A pair of alderman joined local environmental advocates at City Hall on Wednesday to call attention to various conditions affecting the quality of the city’s streams and drinking water. Specifically, the group responded to concerns that other elected officials, namely state lawmakers in Madison, were not doing enough to improve the quality of water in the state.
“Unfortunately, we see a lot of realities not being addressed at the level where it should be, and it has otherwise required local municipalities — whether it be entities like the city of Milwaukee, whether it be the county, or whether it be the Metropolitan Milwaukee Sewerage District — to pick up the slack,” Alderman Jim Bohl said. ” … The reality is, we are succeeding on a number of those fronts, but we do need help.”
For one, Bohl mentioned that Milwaukee recently placed itself among only a few government entities in the state that ban the use of coal-tar sealants. The material, which is sprayed or painted onto asphalt parking lots, driveways and playgrounds to protect the underlying asphalt and improve its appearance, contains high levels of a carcinogen named polycyclic aromatic hydrocarbons, also known as PAHs.
Milwaukee Common Council officials moved to ban the substance shortly after scientists at the U.S. Geological Survey published a study finding that most of the PAHs in Milwaukee streambed sediments come from runoff from pavements that were patched with coal-tar sealants.
Milwaukee officials were not the first in the state to take this step. Dane County banned the use of coal-tar sealants in 2007, and the Wisconsin Department of Transportation has since the 1970s specifically called for the use of asphalt-based sealants on state projects.

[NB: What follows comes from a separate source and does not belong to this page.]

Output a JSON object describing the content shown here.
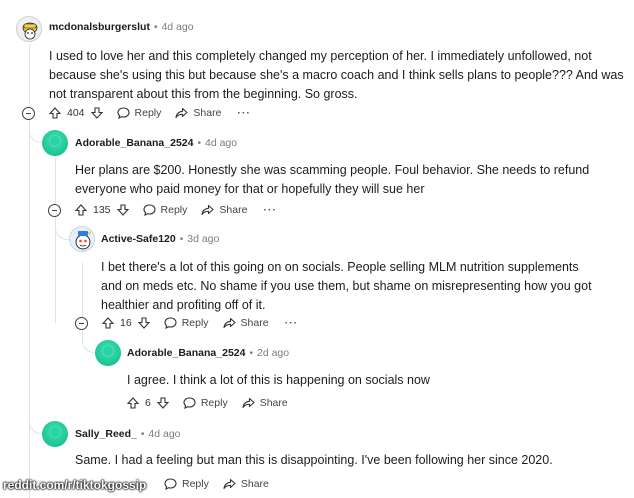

Replacing lead service lines has also been a high priority for the city in recent months. Common Council members last year approved a new policy to replace the roughly 70,000 lead pipes that are still being used by private residents and businesses in the city. The new policy requires property owners to replace the parts of lead service lines running under their own properties any time the city replaces its side.
Bohl said Milwaukee cannot make enough of a difference on its own. Again, he encouraged the state Legislature to pitch in.
“We need that leadership coming from Madison,” he said.
The city can hope for some help on efforts to replace lead service lines. State lawmakers are currently pushing a bill that would let utility companies raise rates to help customers replace dangerous lead service lines.Follow @alexzank